“It feels really, really good to make music and get a response back from other humans, but I also feel like there’s a sharp learning curve.”
Summertime is usually the worst time to stay indoors. With that said, the COVID-19 situation has spurred many to remain inside for the sake of our own health and that of other people.
If things were normal, though, the festival season would be in full swing, with regular nightly shows happening at local venues as well. Sadly, this isn’t our current reality, but live music is nevertheless making a small comeback.
On Aug. 1, Boston funk soul partystarters Ripe will perform at the Yarmouth Drive-In on Cape Cod. In addition to music, it will be an evening of social distancing, with people enjoying the show from their cars.
I spoke with Ripe frontman Robbie Wulfsohn ahead of the event about how things have changed over the past few months, the band’s new single, their double live album, and craving the dynamic that only live music can bring.
How much has life changed for you and the band ever since the pandemic shut everything down?
Things have changed pretty radically, at least with how everything ended up playing out. After performing back-to-back nights at the House Of Blues in February, we were very much looking ahead to our next run of touring in late March. We were also in the process of writing new music, but that depended on a bunch of people flying from all over to one location to make it. Very quickly, both the tour and getting together to write new music ended up having to be shut down indefinitely because nobody knew what was going to happen in the future. Even now, we’re in a landscape where live music as we knew it will be gone for at least a very long time.
Speaking of those House Of Blues shows, you guys released the live recordings of those on Bandcamp a few weeks ago. Did you initially plan on releasing the live album? Or was it from an idea to give something to your fans during these crazy and uncertain times?
We definitely felt very excited about those shows when they were happening and getting those recordings made was obviously a decision we made before the shows happened. While our fans have been on everyone’s mind, we already planned on releasing the double live album before the pandemic hit.
Back in April, you guys also released a new single called “Backup.” There’s this real cool cover art accompanying it which looks like an astronaut with aliens riding on their back. Who made that space age drawing?
That’s a guy we work with named Noah Farrar. He’s also created the artwork for the other singles “Little Less Polite” and “First Time Feeling” that we put out earlier this year.

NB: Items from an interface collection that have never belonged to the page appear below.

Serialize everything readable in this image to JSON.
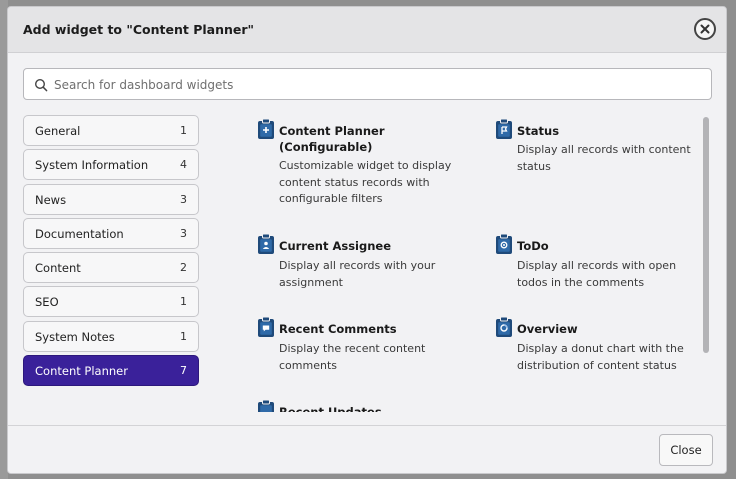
{
  "dialog": {
    "title": "Add widget to \"Content Planner\"",
    "close_icon": "close-circle-icon",
    "search": {
      "placeholder": "Search for dashboard widgets",
      "value": "",
      "icon": "search-icon"
    },
    "footer": {
      "close_label": "Close"
    }
  },
  "categories": [
    {
      "label": "General",
      "count": "1",
      "active": false
    },
    {
      "label": "System Information",
      "count": "4",
      "active": false
    },
    {
      "label": "News",
      "count": "3",
      "active": false
    },
    {
      "label": "Documentation",
      "count": "3",
      "active": false
    },
    {
      "label": "Content",
      "count": "2",
      "active": false
    },
    {
      "label": "SEO",
      "count": "1",
      "active": false
    },
    {
      "label": "System Notes",
      "count": "1",
      "active": false
    },
    {
      "label": "Content Planner",
      "count": "7",
      "active": true
    }
  ],
  "widgets": [
    {
      "title": "Content Planner (Configurable)",
      "description": "Customizable widget to display content status records with configurable filters",
      "icon": "clipboard-plus-icon"
    },
    {
      "title": "Status",
      "description": "Display all records with content status",
      "icon": "clipboard-flag-icon"
    },
    {
      "title": "Current Assignee",
      "description": "Display all records with your assignment",
      "icon": "clipboard-user-icon"
    },
    {
      "title": "ToDo",
      "description": "Display all records with open todos in the comments",
      "icon": "clipboard-todo-icon"
    },
    {
      "title": "Recent Comments",
      "description": "Display the recent content comments",
      "icon": "clipboard-comment-icon"
    },
    {
      "title": "Overview",
      "description": "Display a donut chart with the distribution of content status",
      "icon": "clipboard-chart-icon"
    },
    {
      "title": "Recent Updates",
      "description": "",
      "icon": "clipboard-icon"
    }
  ],
  "colors": {
    "accent": "#3a219a",
    "icon_blue": "#1f4a7a"
  }
}
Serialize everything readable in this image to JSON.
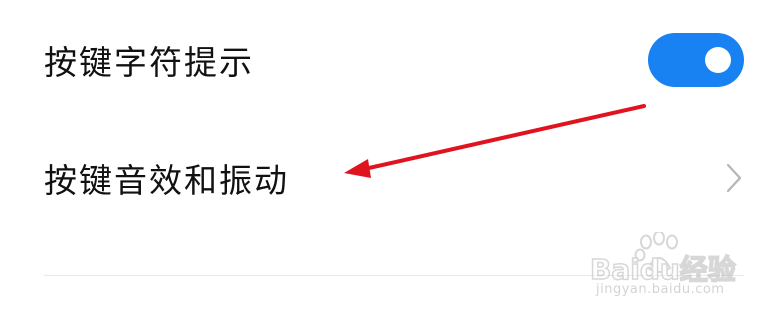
{
  "settings": {
    "items": [
      {
        "label": "按键字符提示",
        "control": "toggle",
        "toggle_on": true
      },
      {
        "label": "按键音效和振动",
        "control": "chevron-right-icon"
      }
    ]
  },
  "colors": {
    "toggle_on": "#1882f2",
    "annotation_arrow": "#e0141e",
    "label_text": "#111111"
  },
  "watermark": {
    "brand": "Baidu经验",
    "url": "jingyan.baidu.com"
  }
}
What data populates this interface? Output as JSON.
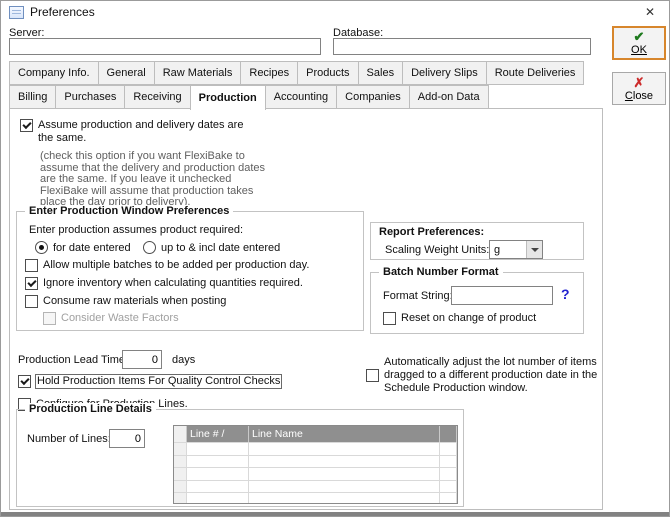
{
  "colors": {
    "ok_border": "#d7862c",
    "ok_check_green": "#1e7a1e",
    "close_x_red": "#cc2a2a",
    "help_question_blue": "#2222d0",
    "table_header_bg": "#8f8f8f"
  },
  "window": {
    "title": "Preferences",
    "close_glyph": "✕"
  },
  "header": {
    "server_label": "Server:",
    "server_value": "",
    "database_label": "Database:",
    "database_value": ""
  },
  "actions": {
    "ok_label": "OK",
    "ok_glyph": "✔",
    "close_label": "Close",
    "close_glyph": "✗"
  },
  "tabs": {
    "active_tab": "Production",
    "row1": [
      "Company Info.",
      "General",
      "Raw Materials",
      "Recipes",
      "Products",
      "Sales",
      "Delivery Slips",
      "Route Deliveries"
    ],
    "row2": [
      "Billing",
      "Purchases",
      "Receiving",
      "Production",
      "Accounting",
      "Companies",
      "Add-on Data"
    ]
  },
  "production_tab": {
    "assume_dates": {
      "label": "Assume production and delivery dates are the same.",
      "checked": true,
      "note": "(check this option if you want FlexiBake to assume that the delivery and production dates are the same. If you leave it unchecked FlexiBake will assume that production takes place the day prior to delivery)."
    },
    "window_prefs": {
      "title": "Enter Production Window Preferences",
      "prompt": "Enter production assumes product required:",
      "radios": [
        {
          "label": "for date entered",
          "selected": true
        },
        {
          "label": "up to & incl date entered",
          "selected": false
        }
      ],
      "checkboxes": [
        {
          "label": "Allow multiple batches to be added per production day.",
          "checked": false
        },
        {
          "label": "Ignore inventory when calculating quantities required.",
          "checked": true
        },
        {
          "label": "Consume raw materials when posting",
          "checked": false
        },
        {
          "label": "Consider Waste Factors",
          "checked": false,
          "disabled": true
        }
      ]
    },
    "report_prefs": {
      "title": "Report Preferences:",
      "scaling_label": "Scaling Weight Units:",
      "scaling_value": "g"
    },
    "batch_format": {
      "title": "Batch Number Format",
      "format_label": "Format String:",
      "format_value": "",
      "help_glyph": "?",
      "reset_checkbox": {
        "label": "Reset on change of product",
        "checked": false
      }
    },
    "lead_time": {
      "label": "Production Lead Time:",
      "value": "0",
      "unit": "days"
    },
    "hold_quality_checkbox": {
      "label": "Hold Production Items For Quality Control Checks",
      "checked": true,
      "focused": true
    },
    "configure_lines_checkbox": {
      "label": "Configure for Production Lines.",
      "checked": false
    },
    "auto_adjust_checkbox": {
      "label": "Automatically adjust the lot number of items dragged to a different production date in the Schedule Production window.",
      "checked": false
    },
    "line_details": {
      "title": "Production Line Details",
      "number_label": "Number of Lines:",
      "number_value": "0",
      "table": {
        "headers": [
          "Line # /",
          "Line Name"
        ],
        "rows": []
      }
    }
  }
}
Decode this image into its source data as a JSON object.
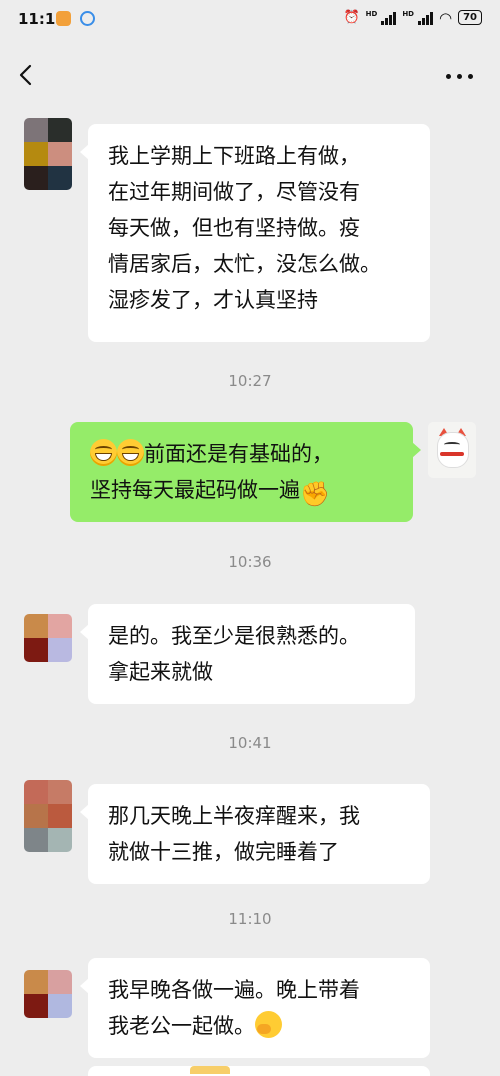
{
  "status_bar": {
    "time": "11:11",
    "battery": "70",
    "hd1": "HD",
    "hd2": "HD"
  },
  "nav": {
    "back_icon": "chevron-left-icon",
    "more_icon": "more-dots-icon"
  },
  "messages": [
    {
      "side": "left",
      "lines": [
        "我上学期上下班路上有做，",
        "在过年期间做了，尽管没有",
        "每天做，但也有坚持做。疫",
        "情居家后，太忙，没怎么做。",
        "湿疹发了，才认真坚持"
      ]
    },
    {
      "side": "right",
      "line1_text": "前面还是有基础的，",
      "line2_text": "坚持每天最起码做一遍",
      "emojis": [
        "grin-emoji",
        "grin-emoji",
        "fist-emoji"
      ]
    },
    {
      "side": "left",
      "lines": [
        "是的。我至少是很熟悉的。",
        "拿起来就做"
      ]
    },
    {
      "side": "left",
      "lines": [
        "那几天晚上半夜痒醒来，我",
        "就做十三推，做完睡着了"
      ]
    },
    {
      "side": "left",
      "line1_text": "我早晚各做一遍。晚上带着",
      "line2_text": "我老公一起做。",
      "emojis": [
        "thinking-emoji"
      ]
    }
  ],
  "timestamps": [
    "10:27",
    "10:36",
    "10:41",
    "11:10"
  ],
  "colors": {
    "background": "#ededed",
    "incoming_bubble": "#ffffff",
    "outgoing_bubble": "#95ec69",
    "timestamp": "#8a8a8a"
  }
}
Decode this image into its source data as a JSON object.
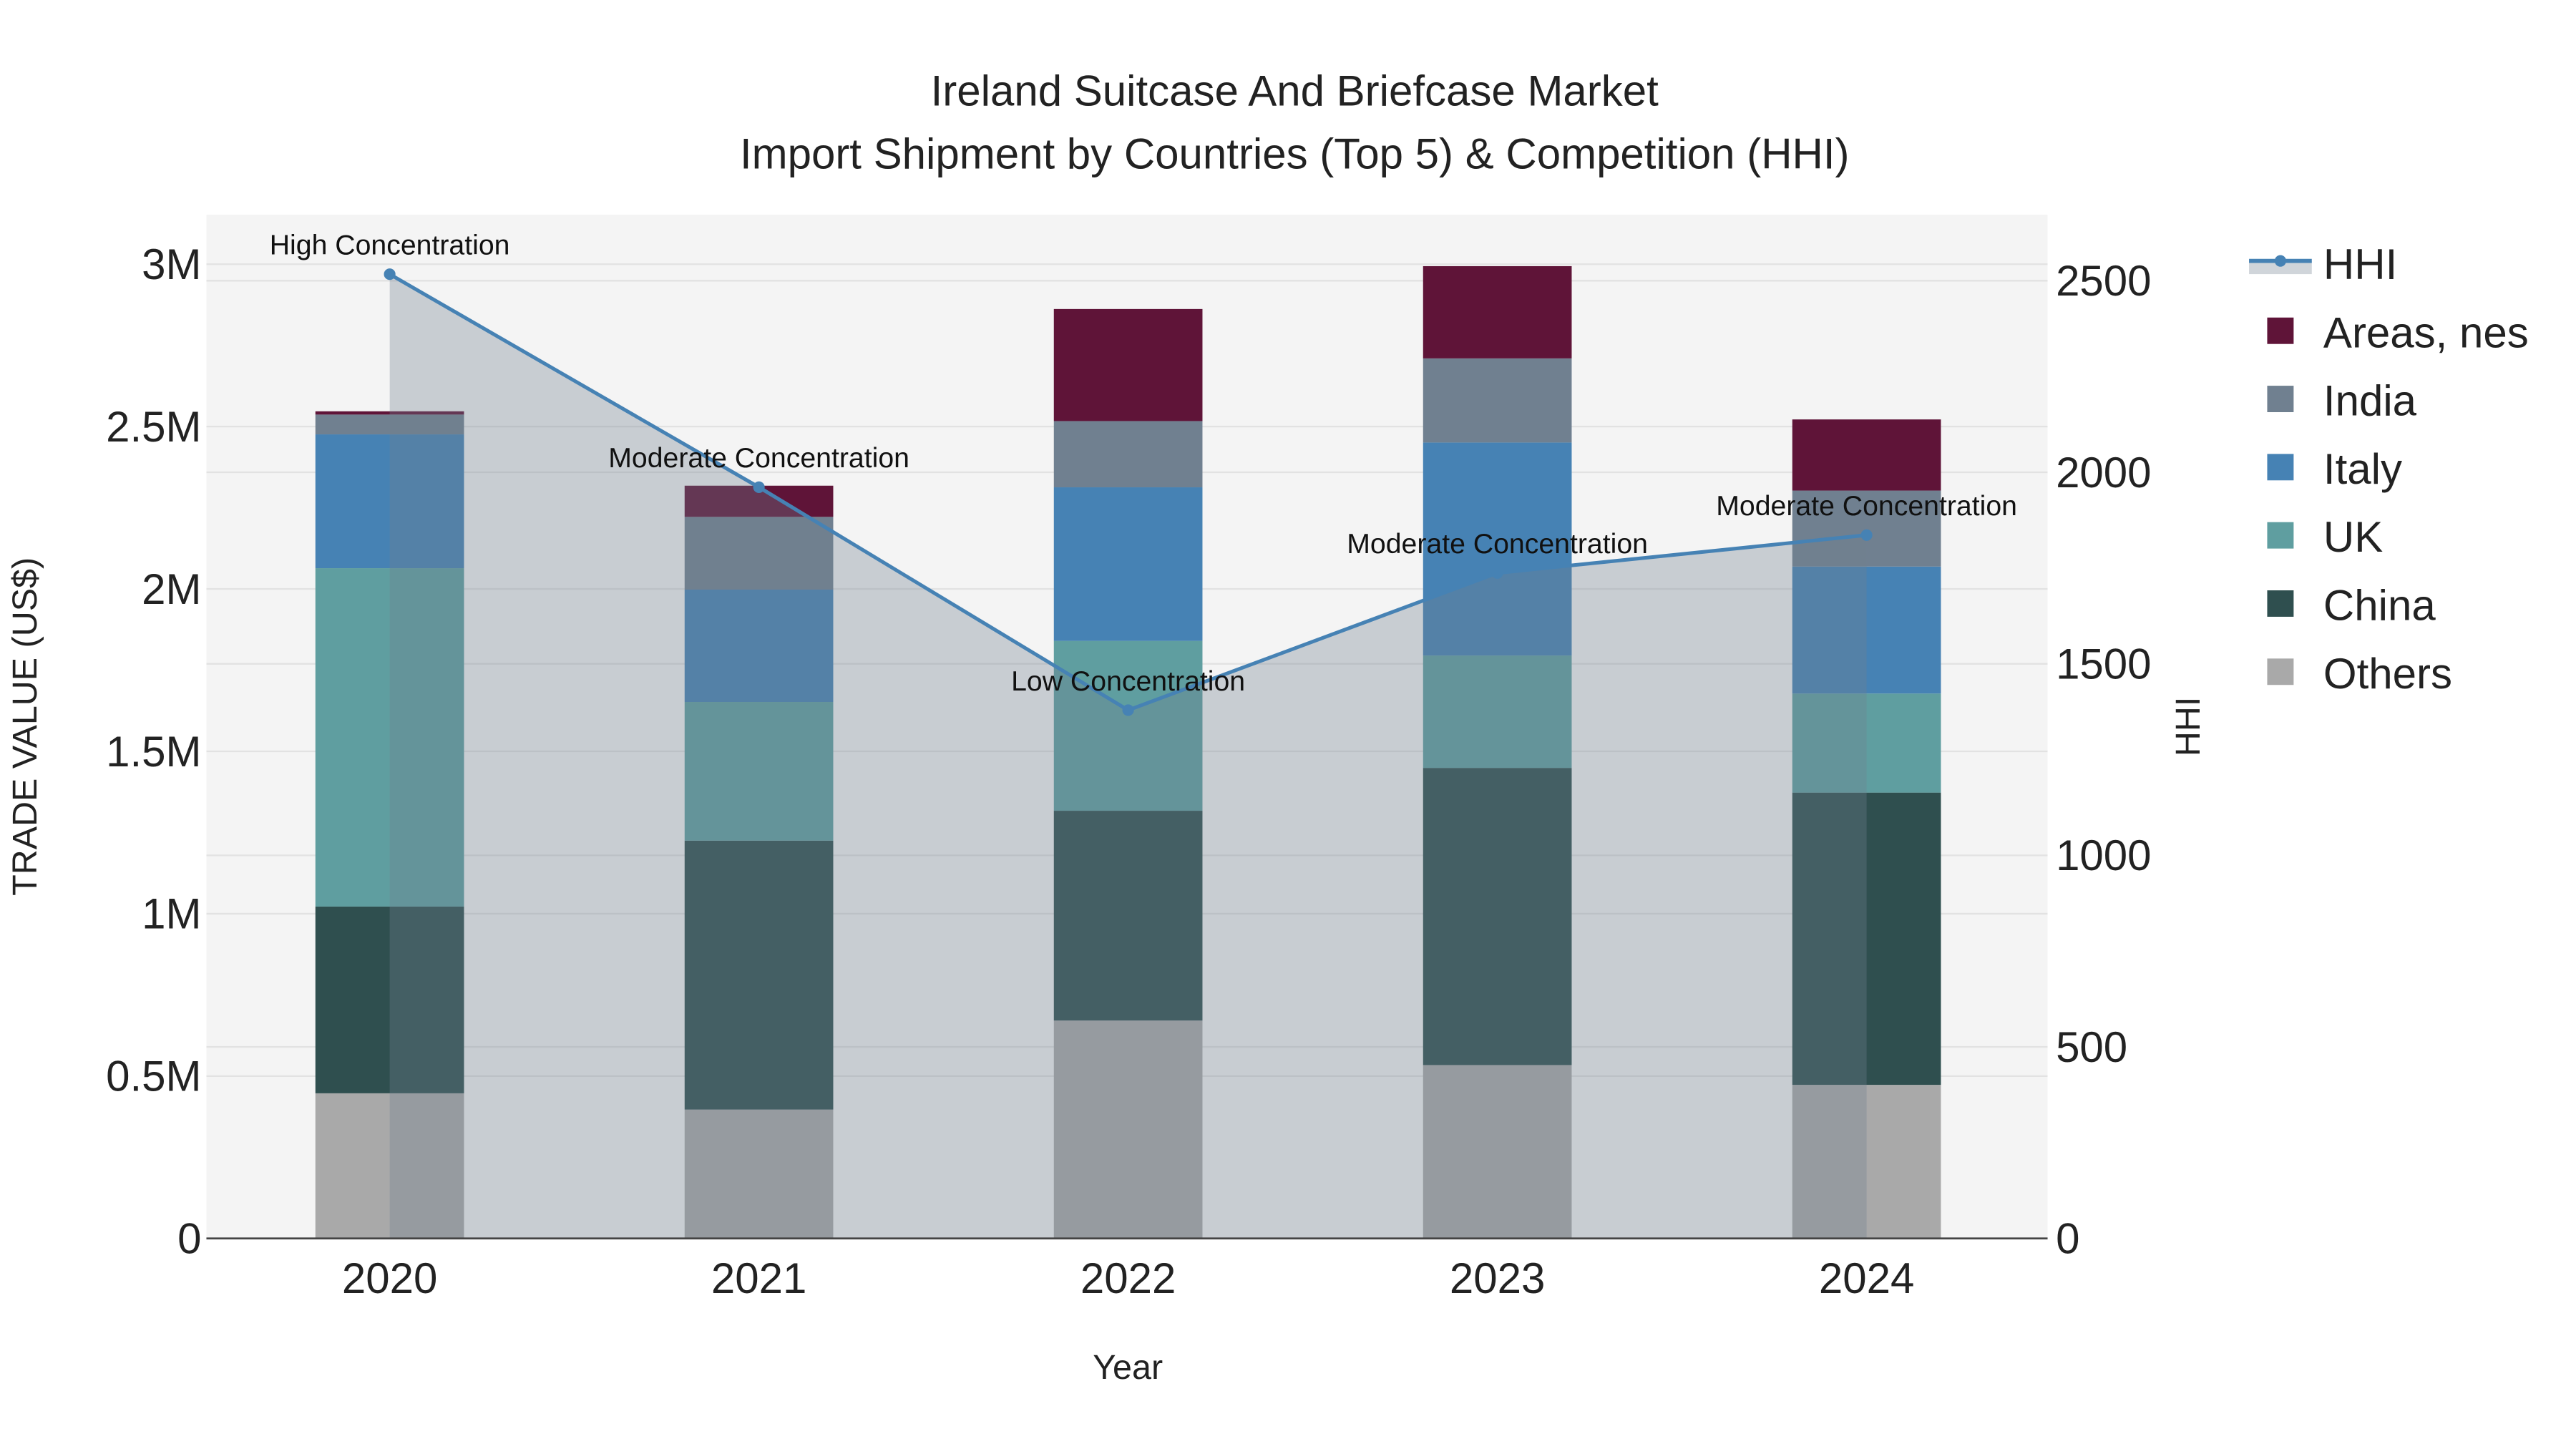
{
  "chart_data": {
    "type": "bar",
    "title_line1": "Ireland Suitcase And Briefcase Market",
    "title_line2": "Import Shipment by Countries (Top 5) & Competition (HHI)",
    "xlabel": "Year",
    "ylabel": "TRADE VALUE (US$)",
    "y2label": "HHI",
    "categories": [
      "2020",
      "2021",
      "2022",
      "2023",
      "2024"
    ],
    "ylim": [
      0,
      3150000
    ],
    "y2lim": [
      0,
      2640
    ],
    "yticks": [
      0,
      500000,
      1000000,
      1500000,
      2000000,
      2500000,
      3000000
    ],
    "ytick_labels": [
      "0",
      "0.5M",
      "1M",
      "1.5M",
      "2M",
      "2.5M",
      "3M"
    ],
    "y2ticks": [
      0,
      500,
      1000,
      1500,
      2000,
      2500
    ],
    "y2tick_labels": [
      "0",
      "500",
      "1000",
      "1500",
      "2000",
      "2500"
    ],
    "stacked": true,
    "series": [
      {
        "name": "Others",
        "color": "#a9a9a9",
        "values": [
          447000,
          397000,
          671000,
          534000,
          473000
        ]
      },
      {
        "name": "China",
        "color": "#2f4f4f",
        "values": [
          575000,
          828000,
          646000,
          915000,
          900000
        ]
      },
      {
        "name": "UK",
        "color": "#5f9ea0",
        "values": [
          1042000,
          427000,
          523000,
          346000,
          305000
        ]
      },
      {
        "name": "Italy",
        "color": "#4682b4",
        "values": [
          412000,
          346000,
          473000,
          656000,
          391000
        ]
      },
      {
        "name": "India",
        "color": "#708090",
        "values": [
          61000,
          224000,
          204000,
          259000,
          234000
        ]
      },
      {
        "name": "Areas, nes",
        "color": "#5f1438",
        "values": [
          10000,
          96000,
          345000,
          284000,
          219000
        ]
      }
    ],
    "line_series": {
      "name": "HHI",
      "color": "#4682b4",
      "values": [
        2517,
        1961,
        1379,
        1737,
        1836
      ],
      "annotations": [
        "High Concentration",
        "Moderate Concentration",
        "Low Concentration",
        "Moderate Concentration",
        "Moderate Concentration"
      ]
    },
    "legend_order": [
      "HHI",
      "Areas, nes",
      "India",
      "Italy",
      "UK",
      "China",
      "Others"
    ],
    "legend_position": "right",
    "grid": true
  }
}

Over the past few months, Ripe has gotten to be part of a bunch of virtual events including “Live From Out There” in April and May, Calling All Crows’ Virtual Service Project, and 88.9 WERS’ 617 Day. How would you describe each of these experiences and what are your feelings on the livestreaming platform?
It feels really, really good to make music and get a response back from other humans, but I also feel like there’s a sharp learning curve. We’re still giving the experience of live music to our fans, which is the goal that we strive for, but doing it is radically different from the typical show that you’re used to seeing. For the sustainability of it, I don’t have enough knowledge to know how people are feeling about it, but I feel that from what we hear is that live music is gone for a while. I think it’s more about experimenting in this new space and trying to figure out what we are missing by not being able to go to shows and how we can bring that back. What we’re seeing is that just taking the concert experience and trying to box it into a digital format isn’t that simple.
No one has ever tuned into a livestream and gotten the same feeling they get while being at a concert. That’s pretty much what I’m trying to say.
It’s difficult to replicate the energy when you’re watching someone on a computer screen or on a smart TV, so I definitely get your point with that. With the show coming up at the Yarmouth Drive-In, Ripe is going to be performing in front of a bunch of socially distanced people in cars. What are your feelings going into this unique show? Are you excited for this new kind of atmosphere?
I’m honestly incredibly excited. I think that the stakes are very high because for anyone who does these shows in a new way while still having communal live music exist, they’re not only trying on their behalf. They’re also trying on behalf of their city, their state, and essentially the entire country because everyone is looking for answers to these questions in real time. For me, one key difference between this and our living room livestream is that there is some element of audience present. The dynamic relationship that we really treasure where the band does their thing and the audience, by reacting, feeds the band so they can take what they do and elevate it into this bigger thing is something that we miss dearly.
When we play without that, it’s still an absolute treat, but that dynamic is something that we’ve been craving. Hopefully we get that feeling back even though everyone will be in cars and socially distancing.
Can attendees expect some new songs to make their way into the upcoming performance?
I haven’t written the setlist yet with the band, so I can’t say for sure. I can confirm that new music is being worked on and we are trying to figure out how to get all of that done the way we want it. That is definitely a thing that is happening. Whether or not some new music will be unveiled when we get on stage on the 1st, I don’t know yet. That’ll be decided when we all get into a room together and hash that out.
Rob Duguay is an arts & entertainment journalist based in Providence, RI who is originally from Shelton, CT. Outside of DigBoston, he also writes for The Providence Journal, The Connecticut Examiner, The Newport Daily News, Worcester Magazine, New Noise Magazine, Northern Transmissions and numerous other publications. While covering mostly music, he has also written about film, TV, comedy, theatre, visual art, food, drink, sports and cannabis.